An identical copy of every entry below is the required output.

App and web page records:

--

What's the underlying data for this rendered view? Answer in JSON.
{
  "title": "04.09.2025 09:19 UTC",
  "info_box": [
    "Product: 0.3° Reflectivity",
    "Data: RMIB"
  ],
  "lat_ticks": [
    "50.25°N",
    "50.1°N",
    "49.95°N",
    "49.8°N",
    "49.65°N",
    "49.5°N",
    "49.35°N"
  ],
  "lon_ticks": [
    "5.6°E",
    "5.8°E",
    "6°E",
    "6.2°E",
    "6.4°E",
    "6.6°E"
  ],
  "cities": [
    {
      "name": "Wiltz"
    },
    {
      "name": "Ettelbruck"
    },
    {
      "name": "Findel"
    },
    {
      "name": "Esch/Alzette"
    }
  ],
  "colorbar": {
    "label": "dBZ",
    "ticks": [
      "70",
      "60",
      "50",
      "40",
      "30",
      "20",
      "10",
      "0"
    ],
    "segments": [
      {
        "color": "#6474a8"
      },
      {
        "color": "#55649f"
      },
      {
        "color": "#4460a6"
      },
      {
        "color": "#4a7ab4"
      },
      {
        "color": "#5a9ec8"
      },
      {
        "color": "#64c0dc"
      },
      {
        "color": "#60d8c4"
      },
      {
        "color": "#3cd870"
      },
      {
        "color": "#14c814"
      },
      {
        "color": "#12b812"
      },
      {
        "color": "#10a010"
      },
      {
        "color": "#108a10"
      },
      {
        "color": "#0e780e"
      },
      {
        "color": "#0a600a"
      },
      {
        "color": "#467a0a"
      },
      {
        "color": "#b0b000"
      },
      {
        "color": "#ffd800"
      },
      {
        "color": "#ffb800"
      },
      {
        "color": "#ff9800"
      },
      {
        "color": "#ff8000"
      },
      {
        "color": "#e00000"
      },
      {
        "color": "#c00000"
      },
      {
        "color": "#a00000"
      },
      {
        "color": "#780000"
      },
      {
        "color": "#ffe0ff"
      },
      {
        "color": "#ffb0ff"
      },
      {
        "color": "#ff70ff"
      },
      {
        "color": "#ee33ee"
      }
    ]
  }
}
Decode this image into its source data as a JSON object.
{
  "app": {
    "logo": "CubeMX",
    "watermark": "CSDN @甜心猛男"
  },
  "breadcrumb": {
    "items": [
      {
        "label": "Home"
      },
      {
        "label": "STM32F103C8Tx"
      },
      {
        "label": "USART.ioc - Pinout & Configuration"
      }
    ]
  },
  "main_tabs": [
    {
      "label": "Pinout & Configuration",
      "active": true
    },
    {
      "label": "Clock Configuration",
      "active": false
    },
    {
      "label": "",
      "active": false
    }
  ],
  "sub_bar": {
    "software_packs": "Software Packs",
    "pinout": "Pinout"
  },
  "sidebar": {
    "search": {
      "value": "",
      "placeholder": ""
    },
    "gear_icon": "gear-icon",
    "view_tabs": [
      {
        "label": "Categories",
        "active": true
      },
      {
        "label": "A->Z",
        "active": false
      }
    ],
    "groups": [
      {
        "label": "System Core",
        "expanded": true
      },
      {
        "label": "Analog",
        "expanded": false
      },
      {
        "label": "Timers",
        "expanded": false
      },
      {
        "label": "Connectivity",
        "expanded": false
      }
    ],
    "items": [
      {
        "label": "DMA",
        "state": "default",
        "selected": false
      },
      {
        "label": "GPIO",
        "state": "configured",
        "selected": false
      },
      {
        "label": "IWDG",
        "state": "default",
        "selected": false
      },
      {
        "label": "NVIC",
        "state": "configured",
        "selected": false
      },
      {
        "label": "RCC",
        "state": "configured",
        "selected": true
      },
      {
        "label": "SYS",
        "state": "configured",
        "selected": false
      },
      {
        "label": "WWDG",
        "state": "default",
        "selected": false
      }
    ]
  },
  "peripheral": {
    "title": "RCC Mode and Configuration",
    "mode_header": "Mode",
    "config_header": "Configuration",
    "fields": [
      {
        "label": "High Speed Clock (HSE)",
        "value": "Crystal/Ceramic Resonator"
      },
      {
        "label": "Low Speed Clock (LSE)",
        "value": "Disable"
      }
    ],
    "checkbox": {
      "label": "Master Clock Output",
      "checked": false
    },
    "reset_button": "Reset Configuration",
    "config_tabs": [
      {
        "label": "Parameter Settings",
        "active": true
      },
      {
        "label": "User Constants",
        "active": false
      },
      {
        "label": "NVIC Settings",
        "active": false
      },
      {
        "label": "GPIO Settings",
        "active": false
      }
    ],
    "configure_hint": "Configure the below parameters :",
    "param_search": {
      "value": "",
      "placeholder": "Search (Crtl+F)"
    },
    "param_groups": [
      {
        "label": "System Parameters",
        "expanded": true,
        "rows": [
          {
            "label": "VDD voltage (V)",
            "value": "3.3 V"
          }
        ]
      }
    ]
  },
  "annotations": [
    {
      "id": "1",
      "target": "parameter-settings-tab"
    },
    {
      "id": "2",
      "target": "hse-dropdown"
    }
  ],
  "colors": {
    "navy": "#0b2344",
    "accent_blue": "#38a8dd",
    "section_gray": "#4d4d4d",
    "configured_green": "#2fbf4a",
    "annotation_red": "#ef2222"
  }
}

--

• [Written reply]
What's the underlying data for this rendered view? Answer in JSON.
{
  "title": "04.09.2025 09:19 UTC",
  "info_box": [
    "Product: 0.3° Reflectivity",
    "Data: RMIB"
  ],
  "lat_ticks": [
    "50.25°N",
    "50.1°N",
    "49.95°N",
    "49.8°N",
    "49.65°N",
    "49.5°N",
    "49.35°N"
  ],
  "lon_ticks": [
    "5.6°E",
    "5.8°E",
    "6°E",
    "6.2°E",
    "6.4°E",
    "6.6°E"
  ],
  "cities": [
    {
      "name": "Wiltz"
    },
    {
      "name": "Ettelbruck"
    },
    {
      "name": "Findel"
    },
    {
      "name": "Esch/Alzette"
    }
  ],
  "colorbar": {
    "label": "dBZ",
    "ticks": [
      "70",
      "60",
      "50",
      "40",
      "30",
      "20",
      "10",
      "0"
    ],
    "segments": [
      {
        "color": "#6474a8"
      },
      {
        "color": "#55649f"
      },
      {
        "color": "#4460a6"
      },
      {
        "color": "#4a7ab4"
      },
      {
        "color": "#5a9ec8"
      },
      {
        "color": "#64c0dc"
      },
      {
        "color": "#60d8c4"
      },
      {
        "color": "#3cd870"
      },
      {
        "color": "#14c814"
      },
      {
        "color": "#12b812"
      },
      {
        "color": "#10a010"
      },
      {
        "color": "#108a10"
      },
      {
        "color": "#0e780e"
      },
      {
        "color": "#0a600a"
      },
      {
        "color": "#467a0a"
      },
      {
        "color": "#b0b000"
      },
      {
        "color": "#ffd800"
      },
      {
        "color": "#ffb800"
      },
      {
        "color": "#ff9800"
      },
      {
        "color": "#ff8000"
      },
      {
        "color": "#e00000"
      },
      {
        "color": "#c00000"
      },
      {
        "color": "#a00000"
      },
      {
        "color": "#780000"
      },
      {
        "color": "#ffe0ff"
      },
      {
        "color": "#ffb0ff"
      },
      {
        "color": "#ff70ff"
      },
      {
        "color": "#ee33ee"
      }
    ]
  }
}
Decode this image into its source data as a JSON object.
{
  "app": {
    "logo": "CubeMX",
    "watermark": "CSDN @甜心猛男"
  },
  "breadcrumb": {
    "items": [
      {
        "label": "Home"
      },
      {
        "label": "STM32F103C8Tx"
      },
      {
        "label": "USART.ioc - Pinout & Configuration"
      }
    ]
  },
  "main_tabs": [
    {
      "label": "Pinout & Configuration",
      "active": true
    },
    {
      "label": "Clock Configuration",
      "active": false
    },
    {
      "label": "",
      "active": false
    }
  ],
  "sub_bar": {
    "software_packs": "Software Packs",
    "pinout": "Pinout"
  },
  "sidebar": {
    "search": {
      "value": "",
      "placeholder": ""
    },
    "gear_icon": "gear-icon",
    "view_tabs": [
      {
        "label": "Categories",
        "active": true
      },
      {
        "label": "A->Z",
        "active": false
      }
    ],
    "groups": [
      {
        "label": "System Core",
        "expanded": true
      },
      {
        "label": "Analog",
        "expanded": false
      },
      {
        "label": "Timers",
        "expanded": false
      },
      {
        "label": "Connectivity",
        "expanded": false
      }
    ],
    "items": [
      {
        "label": "DMA",
        "state": "default",
        "selected": false
      },
      {
        "label": "GPIO",
        "state": "configured",
        "selected": false
      },
      {
        "label": "IWDG",
        "state": "default",
        "selected": false
      },
      {
        "label": "NVIC",
        "state": "configured",
        "selected": false
      },
      {
        "label": "RCC",
        "state": "configured",
        "selected": true
      },
      {
        "label": "SYS",
        "state": "configured",
        "selected": false
      },
      {
        "label": "WWDG",
        "state": "default",
        "selected": false
      }
    ]
  },
  "peripheral": {
    "title": "RCC Mode and Configuration",
    "mode_header": "Mode",
    "config_header": "Configuration",
    "fields": [
      {
        "label": "High Speed Clock (HSE)",
        "value": "Crystal/Ceramic Resonator"
      },
      {
        "label": "Low Speed Clock (LSE)",
        "value": "Disable"
      }
    ],
    "checkbox": {
      "label": "Master Clock Output",
      "checked": false
    },
    "reset_button": "Reset Configuration",
    "config_tabs": [
      {
        "label": "Parameter Settings",
        "active": true
      },
      {
        "label": "User Constants",
        "active": false
      },
      {
        "label": "NVIC Settings",
        "active": false
      },
      {
        "label": "GPIO Settings",
        "active": false
      }
    ],
    "configure_hint": "Configure the below parameters :",
    "param_search": {
      "value": "",
      "placeholder": "Search (Crtl+F)"
    },
    "param_groups": [
      {
        "label": "System Parameters",
        "expanded": true,
        "rows": [
          {
            "label": "VDD voltage (V)",
            "value": "3.3 V"
          }
        ]
      }
    ]
  },
  "annotations": [
    {
      "id": "1",
      "target": "parameter-settings-tab"
    },
    {
      "id": "2",
      "target": "hse-dropdown"
    }
  ],
  "colors": {
    "navy": "#0b2344",
    "accent_blue": "#38a8dd",
    "section_gray": "#4d4d4d",
    "configured_green": "#2fbf4a",
    "annotation_red": "#ef2222"
  }
}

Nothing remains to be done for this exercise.